A neurosurgeon and neurologist, Dr. Dominik Faissler has served as an associate professor of neurology at the Cummings School’s Foster Hospital for Small Animals at Tufts since 2000. He leads Tufts’ neurology residency program at the veterinary school, teaches neurology, leads clinical skills labs on neurological evaluations for second-year students and serves as a Problem Based Learning facilitator for first-year students.
A native of Switzerland, Dr. Faissler earned his veterinary degree from the University of Berne, where he completed a thesis on Genetic Aspects of Idiopathic Epilepsy in the Labrador Retriever. He also served as an assistant at the University’s Institute of Theriogenology, a member of the Institute of Neurology’s clinical staff and undertook a residency at the school. He has been a diplomate of the European College of Veterinary Neurology for more than 10 years.
Dr. Faissler has published in numerous scientific journals, contributed book chapters on topics ranging from tremor syndromes to the peripheral nervous system, and the abstract from a collaborative project he did with Drs. Blaze, Shaw and Dodman was presented at the World Veterinary Anesthesia Congress in Scotland in 2009. He has a clinical research interest in canine brain tumors and intervertebral disc disease, as well as other topics in neurosurgery, oncology, and compression of the cervical spine.
Doctoral Thesis, University of Berne, Switzerland, 1995
DVM, University of Berne, Switzerland, 1987
European College of Veterinary Neurology, 1999 (ECVN)
Brain and spinal cord tumors; Wobbler’s disease; Encephalitis; Epilepsy
Selected Research Projects
Outcome of different treatment options in canine frontal lobe meningioma
Classification of spinal cord compressions in canine cervical spondylotic myelopathy (Wobbler’s disease)
Levetiracetam for the long-term treatment of canine idiopathic epilepsy

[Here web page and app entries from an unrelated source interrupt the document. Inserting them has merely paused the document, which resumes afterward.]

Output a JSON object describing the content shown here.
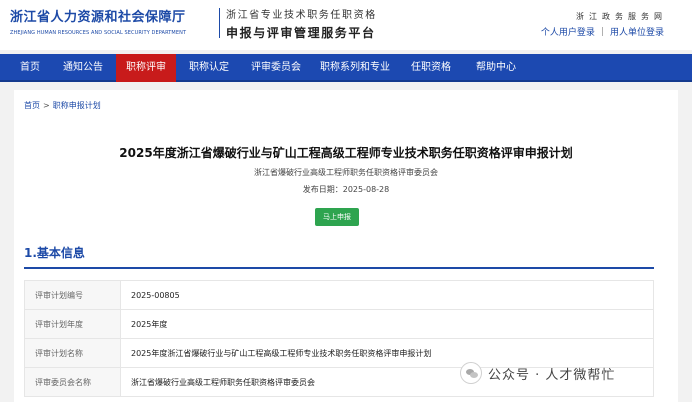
{
  "header": {
    "logo_cn": "浙江省人力资源和社会保障厅",
    "logo_en": "ZHEJIANG HUMAN RESOURCES AND SOCIAL SECURITY DEPARTMENT",
    "platform_line1": "浙江省专业技术职务任职资格",
    "platform_line2": "申报与评审管理服务平台",
    "site_chars": [
      "浙",
      "江",
      "政",
      "务",
      "服",
      "务",
      "网"
    ],
    "personal_login": "个人用户登录",
    "divider": "|",
    "unit_login": "用人单位登录"
  },
  "nav": {
    "items": [
      {
        "label": "首页"
      },
      {
        "label": "通知公告"
      },
      {
        "label": "职称评审"
      },
      {
        "label": "职称认定"
      },
      {
        "label": "评审委员会"
      },
      {
        "label": "职称系列和专业"
      },
      {
        "label": "任职资格"
      },
      {
        "label": "帮助中心"
      }
    ],
    "active_index": 2
  },
  "breadcrumb": {
    "home": "首页",
    "separator": ">",
    "current": "职称申报计划"
  },
  "plan": {
    "title": "2025年度浙江省爆破行业与矿山工程高级工程师专业技术职务任职资格评审申报计划",
    "committee": "浙江省爆破行业高级工程师职务任职资格评审委员会",
    "publish_date": "发布日期：2025-08-28",
    "apply_button": "马上申报"
  },
  "section": {
    "title": "1.基本信息"
  },
  "info_rows": [
    {
      "label": "评审计划编号",
      "value": "2025-00805"
    },
    {
      "label": "评审计划年度",
      "value": "2025年度"
    },
    {
      "label": "评审计划名称",
      "value": "2025年度浙江省爆破行业与矿山工程高级工程师专业技术职务任职资格评审申报计划"
    },
    {
      "label": "评审委员会名称",
      "value": "浙江省爆破行业高级工程师职务任职资格评审委员会"
    }
  ],
  "watermark": {
    "text": "公众号 · 人才微帮忙",
    "icon": "wechat-icon"
  },
  "colors": {
    "brand_blue": "#1c49b1",
    "active_red": "#c81b1b",
    "button_green": "#2ea44f"
  }
}
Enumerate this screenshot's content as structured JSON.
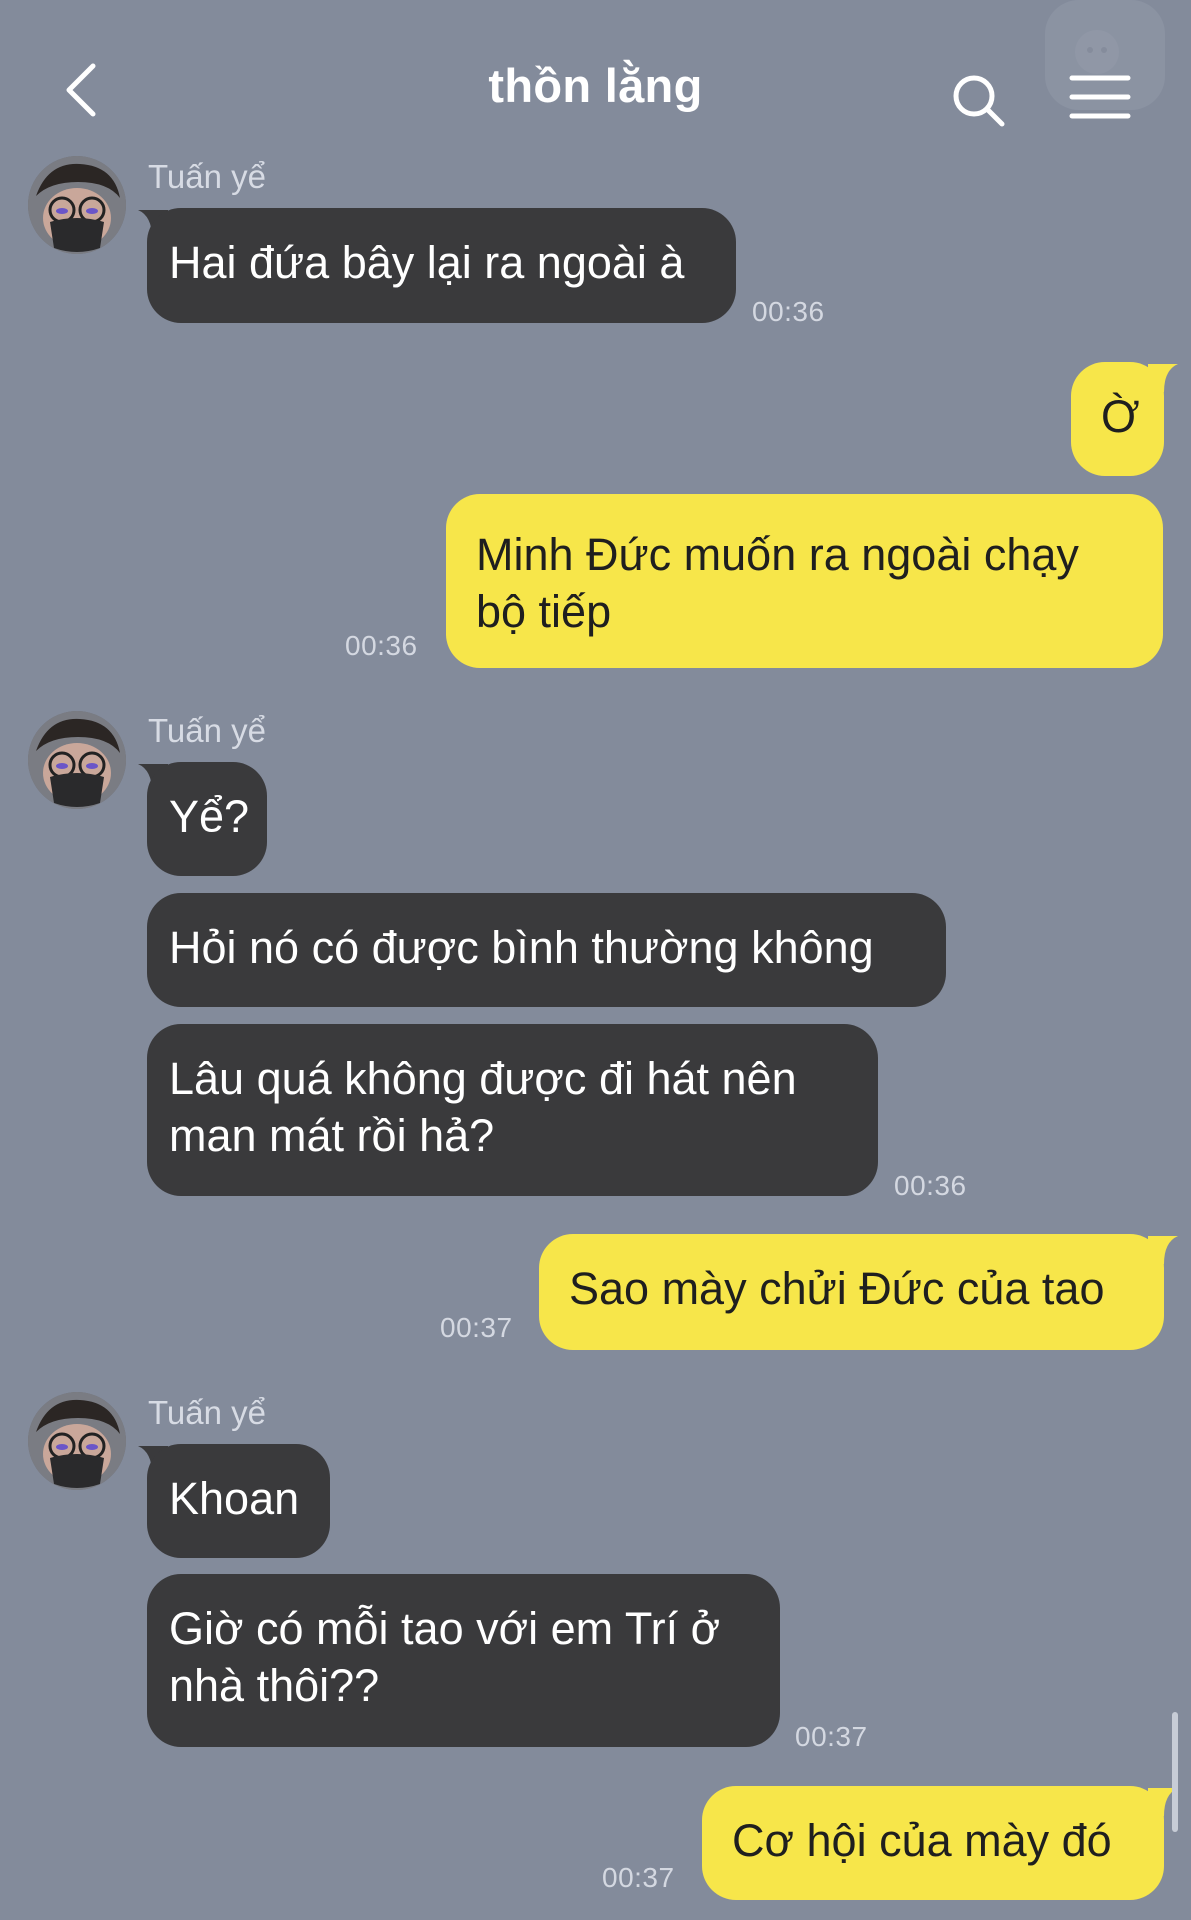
{
  "header": {
    "title": "thồn lằng",
    "back_icon": "chevron-left-icon",
    "search_icon": "search-icon",
    "menu_icon": "hamburger-menu-icon"
  },
  "colors": {
    "background": "#838b9b",
    "incoming_bubble": "#3a3a3c",
    "outgoing_bubble": "#f7e64a"
  },
  "messages": [
    {
      "sender": "Tuấn yể",
      "text": "Hai đứa bây lại ra ngoài à",
      "time": "00:36"
    },
    {
      "text": "Ờ"
    },
    {
      "text": "Minh Đức muốn ra ngoài chạy\nbộ tiếp",
      "time": "00:36"
    },
    {
      "sender": "Tuấn yể",
      "text": "Yể?"
    },
    {
      "text": "Hỏi nó có được bình thường không"
    },
    {
      "text": "Lâu quá không được đi hát nên\nman mát rồi hả?",
      "time": "00:36"
    },
    {
      "text": "Sao mày chửi Đức của tao",
      "time": "00:37"
    },
    {
      "sender": "Tuấn yể",
      "text": "Khoan"
    },
    {
      "text": "Giờ có mỗi tao với em Trí ở\nnhà thôi??",
      "time": "00:37"
    },
    {
      "text": "Cơ hội của mày đó",
      "time": "00:37"
    }
  ]
}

Research and Clinical Interests
Diagnosis and treatment of brain and spinal cord tumors
Diagnosis and treatment options for canine Wobbler’s disease